**Data shown**

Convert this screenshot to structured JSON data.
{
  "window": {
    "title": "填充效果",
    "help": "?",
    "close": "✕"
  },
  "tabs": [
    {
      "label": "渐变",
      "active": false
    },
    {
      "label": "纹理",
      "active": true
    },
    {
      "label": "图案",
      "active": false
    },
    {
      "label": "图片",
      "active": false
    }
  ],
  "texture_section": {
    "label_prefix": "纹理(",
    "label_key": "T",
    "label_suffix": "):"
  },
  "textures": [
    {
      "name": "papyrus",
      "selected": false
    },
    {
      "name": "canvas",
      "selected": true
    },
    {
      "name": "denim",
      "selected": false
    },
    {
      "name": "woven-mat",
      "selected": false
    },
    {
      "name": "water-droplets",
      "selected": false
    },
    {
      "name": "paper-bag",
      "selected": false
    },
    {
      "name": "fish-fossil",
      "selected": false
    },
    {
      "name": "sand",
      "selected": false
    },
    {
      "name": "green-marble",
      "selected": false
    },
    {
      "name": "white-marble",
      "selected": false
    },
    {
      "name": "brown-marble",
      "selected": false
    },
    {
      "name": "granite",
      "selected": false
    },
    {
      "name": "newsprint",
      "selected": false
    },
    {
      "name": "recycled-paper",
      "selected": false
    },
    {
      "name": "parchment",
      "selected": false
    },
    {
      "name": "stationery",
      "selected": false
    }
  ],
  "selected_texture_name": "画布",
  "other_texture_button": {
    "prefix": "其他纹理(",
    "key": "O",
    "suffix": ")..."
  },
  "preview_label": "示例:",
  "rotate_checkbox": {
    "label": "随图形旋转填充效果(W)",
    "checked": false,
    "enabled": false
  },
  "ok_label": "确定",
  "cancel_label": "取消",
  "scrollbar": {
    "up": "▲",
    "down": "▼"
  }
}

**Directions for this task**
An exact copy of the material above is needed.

**Task response**
Convert this screenshot to structured JSON data.
{
  "window": {
    "title": "填充效果",
    "help": "?",
    "close": "✕"
  },
  "tabs": [
    {
      "label": "渐变",
      "active": false
    },
    {
      "label": "纹理",
      "active": true
    },
    {
      "label": "图案",
      "active": false
    },
    {
      "label": "图片",
      "active": false
    }
  ],
  "texture_section": {
    "label_prefix": "纹理(",
    "label_key": "T",
    "label_suffix": "):"
  },
  "textures": [
    {
      "name": "papyrus",
      "selected": false
    },
    {
      "name": "canvas",
      "selected": true
    },
    {
      "name": "denim",
      "selected": false
    },
    {
      "name": "woven-mat",
      "selected": false
    },
    {
      "name": "water-droplets",
      "selected": false
    },
    {
      "name": "paper-bag",
      "selected": false
    },
    {
      "name": "fish-fossil",
      "selected": false
    },
    {
      "name": "sand",
      "selected": false
    },
    {
      "name": "green-marble",
      "selected": false
    },
    {
      "name": "white-marble",
      "selected": false
    },
    {
      "name": "brown-marble",
      "selected": false
    },
    {
      "name": "granite",
      "selected": false
    },
    {
      "name": "newsprint",
      "selected": false
    },
    {
      "name": "recycled-paper",
      "selected": false
    },
    {
      "name": "parchment",
      "selected": false
    },
    {
      "name": "stationery",
      "selected": false
    }
  ],
  "selected_texture_name": "画布",
  "other_texture_button": {
    "prefix": "其他纹理(",
    "key": "O",
    "suffix": ")..."
  },
  "preview_label": "示例:",
  "rotate_checkbox": {
    "label": "随图形旋转填充效果(W)",
    "checked": false,
    "enabled": false
  },
  "ok_label": "确定",
  "cancel_label": "取消",
  "scrollbar": {
    "up": "▲",
    "down": "▼"
  }
}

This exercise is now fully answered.